Five Skills You NEED to Teach Your Kids (that they won’t learn in public school!)
Homeschooling is about to be in full-swing in our household, and it has me thinking about priorities in my children’s educations. As my oldest approaches “kindergarten”, I know reading and math are at the top of the list for her. But, the more I think about it – and the more I talk to other moms – I realize that there are other essential things I need to teach my children that they would never learn in school.
Homeschooling gives me the opportunity to take charge of every aspect of their education, which is exciting!
I went to public school all 13 years, and then went on to spend four years in college. With all that education, I certainly should’ve felt equipped for adulthood, right?
Well… not so much.
My parents taught me so much that I’m thankful for, but there are other things they didn’t teach me that I wish they had. So, as I begin this homeschooling season with my littles, I want to remember to equip them for real life and not just the classroom.
Here are five things I want my children to learn…
Gardening is at the top of my list because it’s knowing how to grow your own food. (You’re thinking, um, duh?) But seriously, what could be better? Gardening is a quantifiable skill that can benefit you for the rest of your life. It’s something that gives you real results, gives you an appreciation for what you are eating, and saves you money.
I want my kids to have knowledge that can help them to be self-sufficient, not just help them to win Trivial Pursuit.
Gardening also has a whole host of benefits including heart health, stress relief, dexterity, brain health and immune regulation. Oh, and it also helps children appreciate the importance of patience and hard work.
Cooking is an essential skill for just about anyone, including men (because, how do I know they’ll get married immediately?). Not only do I want my kids to know how to cook, but I hope they learn to enjoy and appreciate having this skill.
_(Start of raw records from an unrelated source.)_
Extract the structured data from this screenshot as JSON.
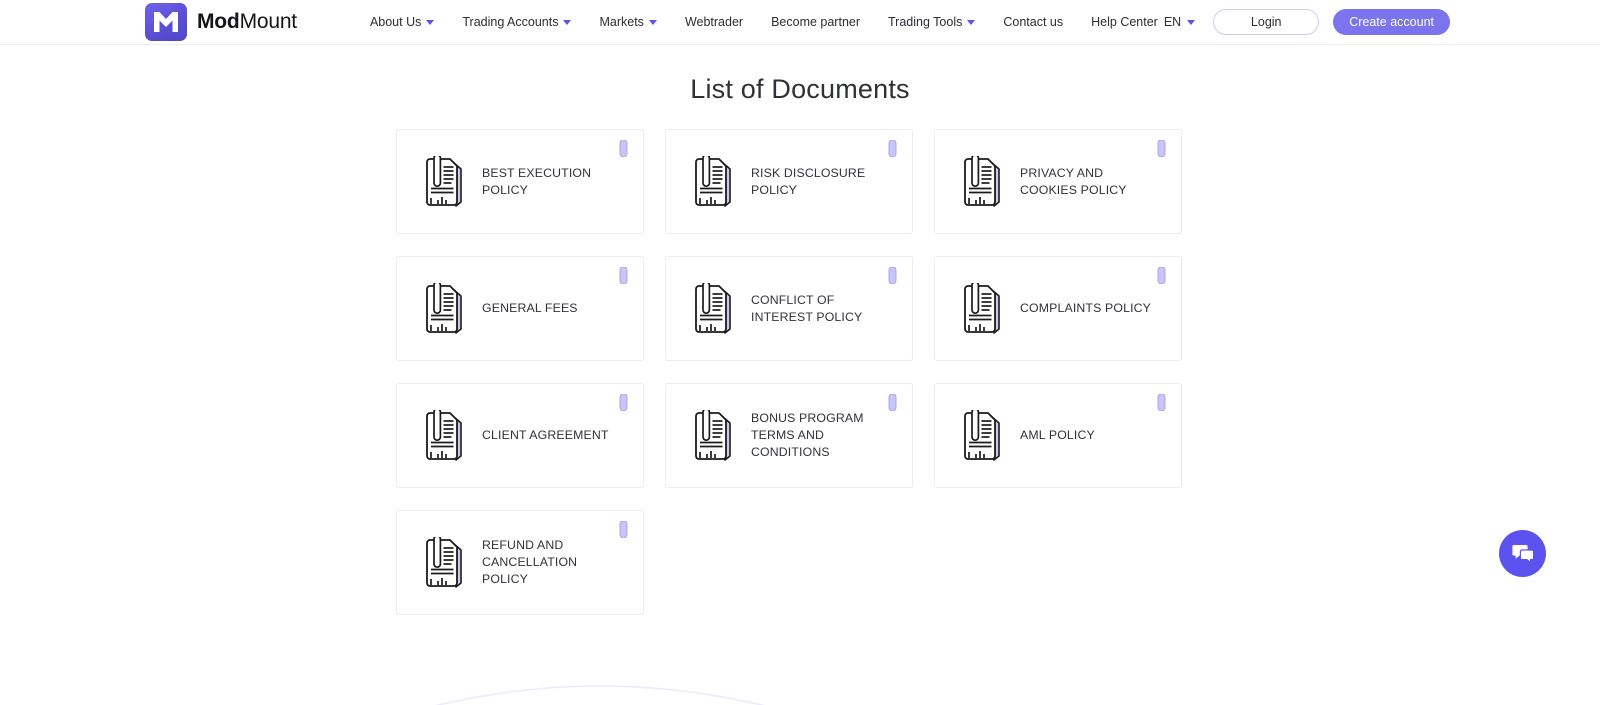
{
  "header": {
    "brand": {
      "bold": "Mod",
      "light": "Mount",
      "logo_icon": "modmount-m-logo",
      "brand_color": "#5b52f0"
    },
    "nav": [
      {
        "label": "About Us",
        "has_caret": true
      },
      {
        "label": "Trading Accounts",
        "has_caret": true
      },
      {
        "label": "Markets",
        "has_caret": true
      },
      {
        "label": "Webtrader",
        "has_caret": false
      },
      {
        "label": "Become partner",
        "has_caret": false
      },
      {
        "label": "Trading Tools",
        "has_caret": true
      },
      {
        "label": "Contact us",
        "has_caret": false
      },
      {
        "label": "Help Center",
        "has_caret": false
      }
    ],
    "language": {
      "label": "EN",
      "has_caret": true
    },
    "login_label": "Login",
    "create_account_label": "Create account"
  },
  "main": {
    "title": "List of Documents",
    "documents": [
      {
        "label": "BEST EXECUTION POLICY",
        "icon": "document-paperclip-icon",
        "download_icon": "paperclip-icon"
      },
      {
        "label": "RISK DISCLOSURE POLICY",
        "icon": "document-paperclip-icon",
        "download_icon": "paperclip-icon"
      },
      {
        "label": "PRIVACY AND COOKIES POLICY",
        "icon": "document-paperclip-icon",
        "download_icon": "paperclip-icon"
      },
      {
        "label": "GENERAL FEES",
        "icon": "document-paperclip-icon",
        "download_icon": "paperclip-icon"
      },
      {
        "label": "CONFLICT OF INTEREST POLICY",
        "icon": "document-paperclip-icon",
        "download_icon": "paperclip-icon"
      },
      {
        "label": "COMPLAINTS POLICY",
        "icon": "document-paperclip-icon",
        "download_icon": "paperclip-icon"
      },
      {
        "label": "CLIENT AGREEMENT",
        "icon": "document-paperclip-icon",
        "download_icon": "paperclip-icon"
      },
      {
        "label": "BONUS PROGRAM TERMS AND CONDITIONS",
        "icon": "document-paperclip-icon",
        "download_icon": "paperclip-icon"
      },
      {
        "label": "AML POLICY",
        "icon": "document-paperclip-icon",
        "download_icon": "paperclip-icon"
      },
      {
        "label": "REFUND AND CANCELLATION POLICY",
        "icon": "document-paperclip-icon",
        "download_icon": "paperclip-icon"
      }
    ]
  },
  "widgets": {
    "chat": {
      "icon": "chat-bubbles-icon",
      "color": "#5b52f0"
    }
  },
  "colors": {
    "accent": "#5b52f0",
    "accent_soft": "#7b74ee",
    "clip_light": "#b9b4f5",
    "text": "#31323a",
    "border": "#ececed"
  }
}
The only way your children will learn to cook from scratch is if they see you doing it. Lead by example! Cook healthy, simple meals for your family using real food. They don’t have to be elaborate, expensive recipes. Search for “one-pot recipes” on Pinterest and you’ll find tons of great ideas. I have a few go-to ones, and they are the best (plus, less dishwashing. Win-win!).
My five-year-old has already started learning knife skills, which is important to me. She cuts up bananas and blueberries for the baby, and she loves the responsibility.
Kids who learn to cook tend to eat healthier and have higher self-esteem, and you will never be sorry that you taught your kids how to cook well. (Believe me, their future spouses will thank you!)
There are so many things I wish I knew about finances and budgeting as a young adult. First, I knew nothing about the way credit works. What a credit score was, how it affected getting a loan, what could make it go up or down, nothing. I didn’t even know the difference between a debit and a credit card until I was basically out of high school.
Luckily, my parents at least taught me how to be frugal. I knew that I should save money; but that’s about it.
I hope to teach my kids about all kinds of money management – pros and cons of taking out a loan, what goes into buying a house, credit cards, budgeting, everything. I don’t want them to move out of the house and have to figure it all out on their own (and probably make a bunch of mistakes that could affect them for years).
Once your kids are old enough to understand the concept, talk to them about money. Talk about saving, about prioritizing, budgeting, everything. Make sure they understand that you must use money responsibly and carefully. It will serve them well in the future.
This means just letting them be kids. It means letting them climb, throw, ride bikes, and jump.
It means letting them spend as much time as possible outside.
Not only does this encourage exercise and an overall healthy lifestyle, but helping your kids develop coordination gives them an appreciation for their bodies’ abilities. Kids who develop balance and coordination tend to be less socially isolated and have higher self-esteem.
Okay, this isn’t really a “skill”, but it’s important, so it’s on the list, alright? Admittedly, sex education is taught in most schools, but in my experience, they do a terrible job. (And I’m not talking about teaching abstinence – I support that 100%).
I had some type of “sex ed” class in fifth grade, as the school tried to prepare us for puberty, and then one other semester as a freshman in high school. I barely remember anything from my high school class except for watching the teacher put a condom on the banana, and playing a super-weird version of BINGO.
I plan to teach my kids honestly and age-appropriately about sex, obviously in the context of our family’s values. It is crucial that they don’t have to learn it for themselves once they go out into the world.
BONUS: A MORAL CODE
Again, not really a skill, but I had to add this one. This is the most crucial thing you can pass onto your children, especially if they are in public school.
This is a lead-by-example kind of thing. Talk about your beliefs. Talk what it means to love others, and then actually do it. Tell your children what it means to obey God, what it means to love God.
And for the love of everything good, do not be a hypocrite. Kids can see through hypocrisy like nobody else, and they don’t have the patience for it. Do not compromise your beliefs, and admit your mistakes to your children when you fall short.
They will grow to respect you for it, and your words will resonate with them more.
LET ME KNOW IN THE COMMENTS, WHAT WOULD YOU ADD TO THE LIST?